When all sides agreed two weeks ago to keep the video tape private, a no-nonsense judge publicly sent Lohan an unmistakable message. "This case does involve jail time. Period," Judge Keith Schwartz said last month.
But legal experts say that if the key piece of the prosecution's evidence is now tainted, it may be the judge who receives an unmistakable message.
"He seems to have boxed himself into a corner without giving the opportunity to even listen to whatever evidence may be coming," former prosecutor Robin Sax told "Good Morning America."
A website created by a Beverly Hills, Calif., software company claimed to have "exclusive license" to the surveillance tape of Lindsay Lohan in the Venice Beach jewelry store where she allegedly stole a $2,500 necklace.
On the web site, necklacevideo.com, is a statement that it will stream segments of the video, although no date or time is given.
"Speculation as to what occurred that day has been the subject of intense rumor in the media and elsewhere," a statement on the website said. "Many individuals want to be able to see the video streams from the jewelry store's surveillance cameras, and we have obtained the exclusive license for them.
"The tapes speak for themselves," said the statement on the site, which was credited to the Spencer Company, a Beverly Hills, Calif., software company.
Cristopher Spencer, the president of The Spencer Company and a spokesperson for the jewelry store, Kamofie & Company, said the company decided to release the tape due to media interest and concerns that the media was mischaracterizing its contents.
"The bottom line is we felt there was far too much speculation about the video recording, and that it was right for the public to be able to see the video itself," Spencer said in a statement released to ABCNews.com.
"The jewelry store wanted a bidding war to maximize profits," RadarOnline quotes a source as saying. "They chopped up the sale to different outlets to make as much money as possible."
"Entertainment Tonight" obtained stills taken from the video, which shows Lohan in a black top trying on jewelry, with a video timestamp of Jan. 21, 2011.
The celebrity news show said it will air footage of the actress' shopping trip today.
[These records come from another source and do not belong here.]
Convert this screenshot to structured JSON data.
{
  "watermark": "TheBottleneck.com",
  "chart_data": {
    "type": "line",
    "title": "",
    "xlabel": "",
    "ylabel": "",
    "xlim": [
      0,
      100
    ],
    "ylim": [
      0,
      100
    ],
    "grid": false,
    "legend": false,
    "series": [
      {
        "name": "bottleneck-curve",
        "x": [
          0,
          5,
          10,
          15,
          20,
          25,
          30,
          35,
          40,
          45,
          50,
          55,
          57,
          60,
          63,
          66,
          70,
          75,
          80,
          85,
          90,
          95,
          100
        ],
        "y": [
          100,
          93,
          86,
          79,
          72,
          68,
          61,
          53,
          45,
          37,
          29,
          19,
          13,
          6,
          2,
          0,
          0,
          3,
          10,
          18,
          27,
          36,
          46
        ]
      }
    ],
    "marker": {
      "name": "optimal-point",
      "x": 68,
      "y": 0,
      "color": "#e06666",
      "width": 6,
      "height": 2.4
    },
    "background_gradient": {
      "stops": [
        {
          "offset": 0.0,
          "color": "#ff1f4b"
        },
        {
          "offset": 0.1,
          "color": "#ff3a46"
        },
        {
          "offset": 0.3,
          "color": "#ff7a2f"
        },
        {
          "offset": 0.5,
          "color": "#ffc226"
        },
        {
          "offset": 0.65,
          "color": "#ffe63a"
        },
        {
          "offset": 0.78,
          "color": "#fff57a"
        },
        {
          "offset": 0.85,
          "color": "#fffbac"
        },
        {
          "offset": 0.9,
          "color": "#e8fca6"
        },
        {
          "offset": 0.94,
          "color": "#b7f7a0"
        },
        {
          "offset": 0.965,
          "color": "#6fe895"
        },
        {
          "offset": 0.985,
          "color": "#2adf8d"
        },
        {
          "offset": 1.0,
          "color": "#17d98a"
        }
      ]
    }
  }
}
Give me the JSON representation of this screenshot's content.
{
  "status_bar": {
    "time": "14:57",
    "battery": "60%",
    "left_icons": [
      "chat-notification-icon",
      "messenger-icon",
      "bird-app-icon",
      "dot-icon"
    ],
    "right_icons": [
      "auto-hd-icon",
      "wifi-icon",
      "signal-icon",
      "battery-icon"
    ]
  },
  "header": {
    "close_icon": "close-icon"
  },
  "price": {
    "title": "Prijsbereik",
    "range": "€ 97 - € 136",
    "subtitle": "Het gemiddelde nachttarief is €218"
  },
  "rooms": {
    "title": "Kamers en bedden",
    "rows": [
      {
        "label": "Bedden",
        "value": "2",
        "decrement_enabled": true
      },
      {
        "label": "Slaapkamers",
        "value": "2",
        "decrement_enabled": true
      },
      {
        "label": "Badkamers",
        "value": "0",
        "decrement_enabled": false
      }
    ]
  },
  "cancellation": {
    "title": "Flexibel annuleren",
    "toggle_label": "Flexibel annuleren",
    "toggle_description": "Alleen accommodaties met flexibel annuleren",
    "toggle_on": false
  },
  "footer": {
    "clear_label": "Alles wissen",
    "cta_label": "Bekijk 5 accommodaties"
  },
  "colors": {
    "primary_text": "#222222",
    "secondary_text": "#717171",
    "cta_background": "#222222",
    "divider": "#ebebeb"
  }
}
Lohan's only public comments have been to the TV show "Extra," saying she is embarrassed by the legal spectacle.
"I don't like the attention," she said on Extra. "I don't want that, I want my attention to come through my films, from the work that I'm doing."
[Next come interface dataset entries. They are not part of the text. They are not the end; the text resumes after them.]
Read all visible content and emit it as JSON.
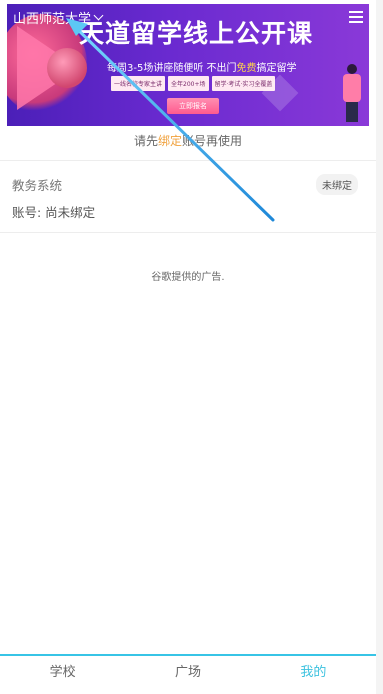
{
  "header": {
    "school_name": "山西师范大学"
  },
  "banner": {
    "title": "天道留学线上公开课",
    "subtitle_prefix": "每周3-5场讲座随便听 不出门",
    "subtitle_highlight": "免费",
    "subtitle_suffix": "搞定留学",
    "chips": [
      "一线名校专家主讲",
      "全年200+场",
      "留学·考试·实习全覆盖"
    ],
    "cta": "立即报名"
  },
  "bind_hint": {
    "before": "请先",
    "link": "绑定",
    "after": "账号再使用"
  },
  "edu_system": {
    "title": "教务系统",
    "status": "未绑定",
    "account": "账号: 尚未绑定"
  },
  "ad": {
    "text": "谷歌提供的广告."
  },
  "bottom_nav": {
    "items": [
      {
        "label": "学校"
      },
      {
        "label": "广场"
      },
      {
        "label": "我的"
      }
    ]
  },
  "colors": {
    "accent": "#3cc2df",
    "link": "#f0a13c",
    "banner_start": "#4b1fb8",
    "banner_end": "#8a39d8"
  }
}
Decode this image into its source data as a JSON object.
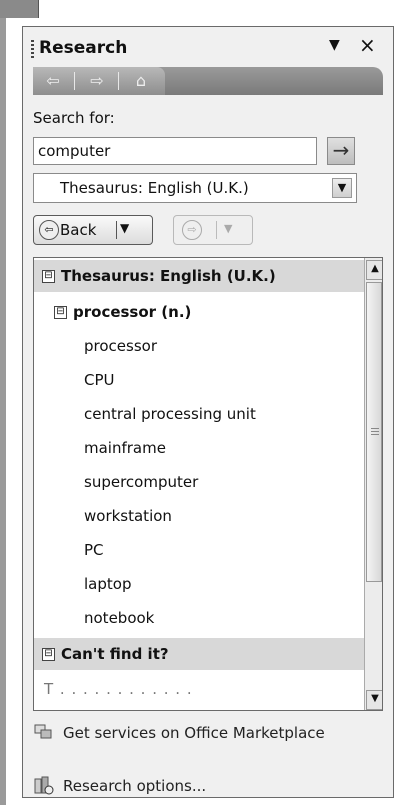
{
  "pane": {
    "title": "Research",
    "menu_arrow": "▼",
    "close": "×"
  },
  "nav": {
    "back_icon": "⇦",
    "forward_icon": "⇨",
    "home_icon": "⌂"
  },
  "search": {
    "label": "Search for:",
    "value": "computer",
    "go_icon": "→"
  },
  "source": {
    "selected": "Thesaurus: English (U.K.)",
    "dropdown_icon": "▼"
  },
  "history": {
    "back_label": "Back",
    "back_dropdown": "▼",
    "forward_dropdown": "▼"
  },
  "results": {
    "section_title": "Thesaurus: English (U.K.)",
    "group_title": "processor (n.)",
    "words": [
      "processor",
      "CPU",
      "central processing unit",
      "mainframe",
      "supercomputer",
      "workstation",
      "PC",
      "laptop",
      "notebook"
    ],
    "help_title": "Can't find it?",
    "cut_off_text": "T  . . . . . . . . . . . .",
    "expand_glyph": "⊟"
  },
  "footer": {
    "marketplace_link": "Get services on Office Marketplace",
    "options_link": "Research options..."
  },
  "colors": {
    "panel_bg": "#f0f0f0",
    "section_head_bg": "#d8d8d8",
    "nav_bar_bg": "#8a8a8a"
  }
}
But on "Saturday Night Live," hosted by Miley Cyrus, Lindsay Lohan remained ever so close to the center of attention.
"Things are great, my new movie 'Herbie' opened 68 months ago and the Los Angeles court house just gave me my own parking spot … winning," an actress playing Lohan said.
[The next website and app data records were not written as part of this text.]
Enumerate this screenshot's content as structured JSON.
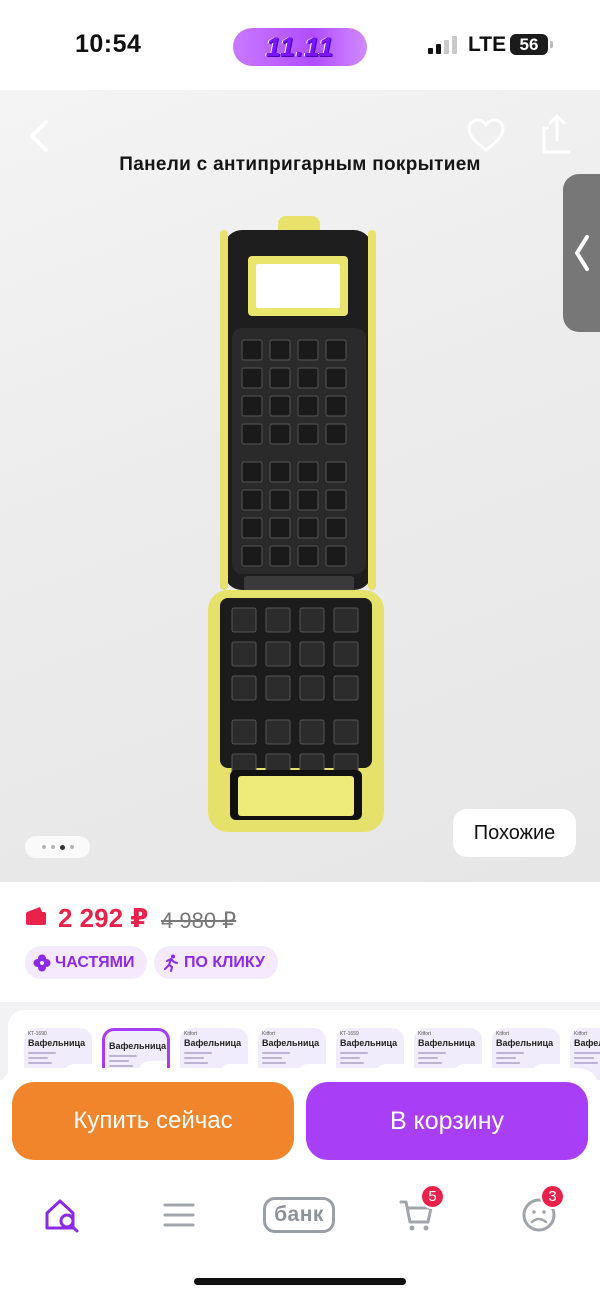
{
  "status_bar": {
    "time": "10:54",
    "promo_label": "11.11",
    "network": "LTE",
    "battery": "56"
  },
  "gallery": {
    "image_caption": "Панели с антипригарным покрытием",
    "similar_label": "Похожие",
    "dots_count": 4,
    "active_dot": 2
  },
  "price": {
    "current": "2 292 ₽",
    "old": "4 980 ₽",
    "current_color": "#e8224a"
  },
  "badges": {
    "installments": "ЧАСТЯМИ",
    "one_click": "ПО КЛИКУ"
  },
  "variants": [
    {
      "title": "Вафельница",
      "head": "КТ-1690"
    },
    {
      "title": "Вафельница",
      "head": "",
      "selected": true
    },
    {
      "title": "Вафельница",
      "head": "Kitfort"
    },
    {
      "title": "Вафельница",
      "head": "Kitfort"
    },
    {
      "title": "Вафельница",
      "head": "КТ-1659"
    },
    {
      "title": "Вафельница",
      "head": "Kitfort"
    },
    {
      "title": "Вафельница",
      "head": "Kitfort"
    },
    {
      "title": "Вафельница",
      "head": "Kitfort"
    }
  ],
  "actions": {
    "buy_now": "Купить сейчас",
    "add_to_cart": "В корзину",
    "buy_color": "#f0852b",
    "cart_color": "#a93ef7"
  },
  "bottom_nav": {
    "bank_label": "банк",
    "cart_badge": "5",
    "profile_badge": "3",
    "icons": [
      "home-search-icon",
      "catalog-icon",
      "bank-icon",
      "cart-icon",
      "profile-icon"
    ],
    "accent": "#8d2ae8"
  }
}
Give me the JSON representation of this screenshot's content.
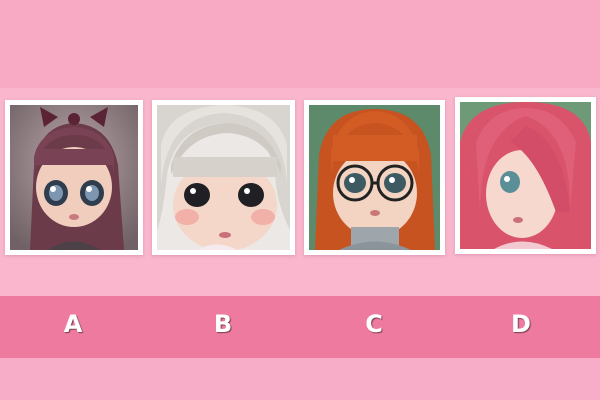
{
  "options": [
    {
      "label": "A",
      "description": "doll-brown-bob-bow"
    },
    {
      "label": "B",
      "description": "doll-platinum-bob"
    },
    {
      "label": "C",
      "description": "doll-orange-glasses"
    },
    {
      "label": "D",
      "description": "doll-pink-long-hair"
    }
  ],
  "colors": {
    "background": "#f7a9c4",
    "letter_strip": "#ef7aa0",
    "card_frame": "#ffffff",
    "letter_text": "#ffffff"
  }
}
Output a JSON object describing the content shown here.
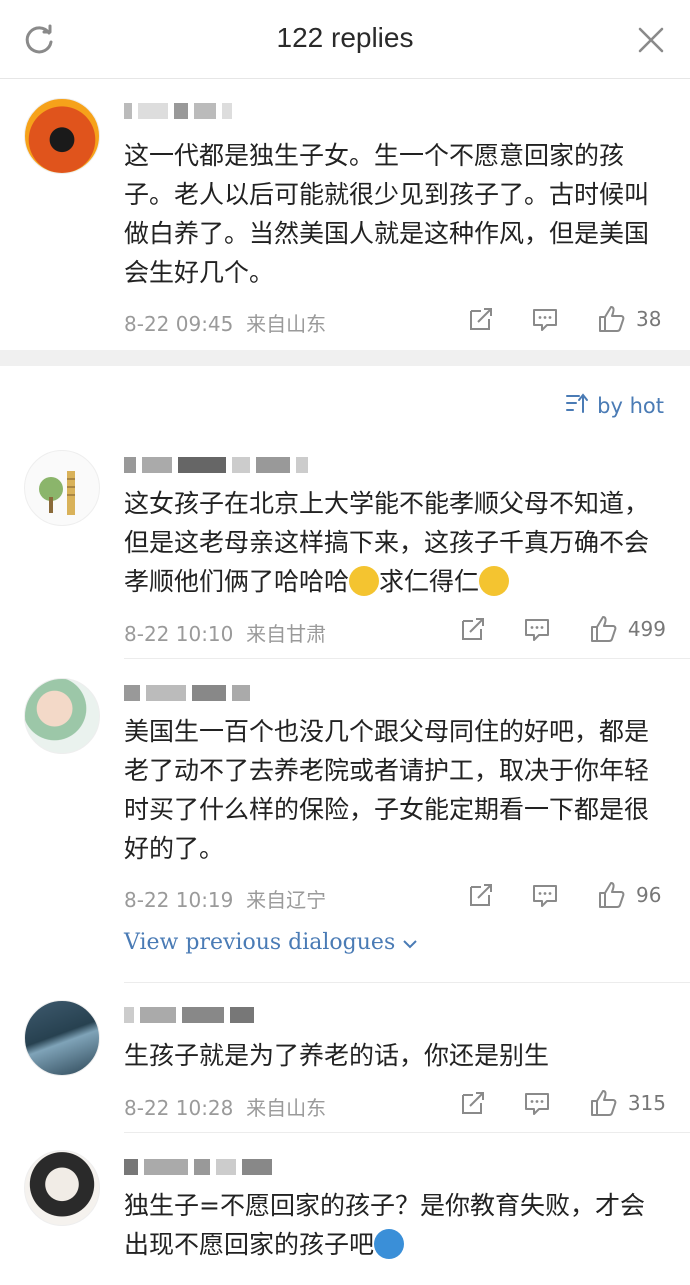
{
  "header": {
    "title": "122 replies"
  },
  "sort": {
    "label": "by hot"
  },
  "view_previous": "View previous dialogues",
  "comments": [
    {
      "text": "这一代都是独生子女。生一个不愿意回家的孩子。老人以后可能就很少见到孩子了。古时候叫做白养了。当然美国人就是这种作风，但是美国会生好几个。",
      "time": "8-22 09:45",
      "location": "来自山东",
      "likes": "38"
    },
    {
      "text_a": "这女孩子在北京上大学能不能孝顺父母不知道，但是这老母亲这样搞下来，这孩子千真万确不会孝顺他们俩了哈哈哈",
      "text_b": "求仁得仁",
      "time": "8-22 10:10",
      "location": "来自甘肃",
      "likes": "499"
    },
    {
      "text": "美国生一百个也没几个跟父母同住的好吧，都是老了动不了去养老院或者请护工，取决于你年轻时买了什么样的保险，子女能定期看一下都是很好的了。",
      "time": "8-22 10:19",
      "location": "来自辽宁",
      "likes": "96"
    },
    {
      "text": "生孩子就是为了养老的话，你还是别生",
      "time": "8-22 10:28",
      "location": "来自山东",
      "likes": "315"
    },
    {
      "text": "独生子=不愿回家的孩子？是你教育失败，才会出现不愿回家的孩子吧"
    }
  ],
  "colors": {
    "link": "#4a7bb5",
    "meta": "#9a9a9a",
    "divider": "#f0f0f0"
  }
}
The Los Angeles District Attorney's Office formally charged Lohan with felony grand theft Feb. 9. If convicted, Lohan could go to California state prison for up to three years. The actress will be back in front of Judge Schwartz Thursday.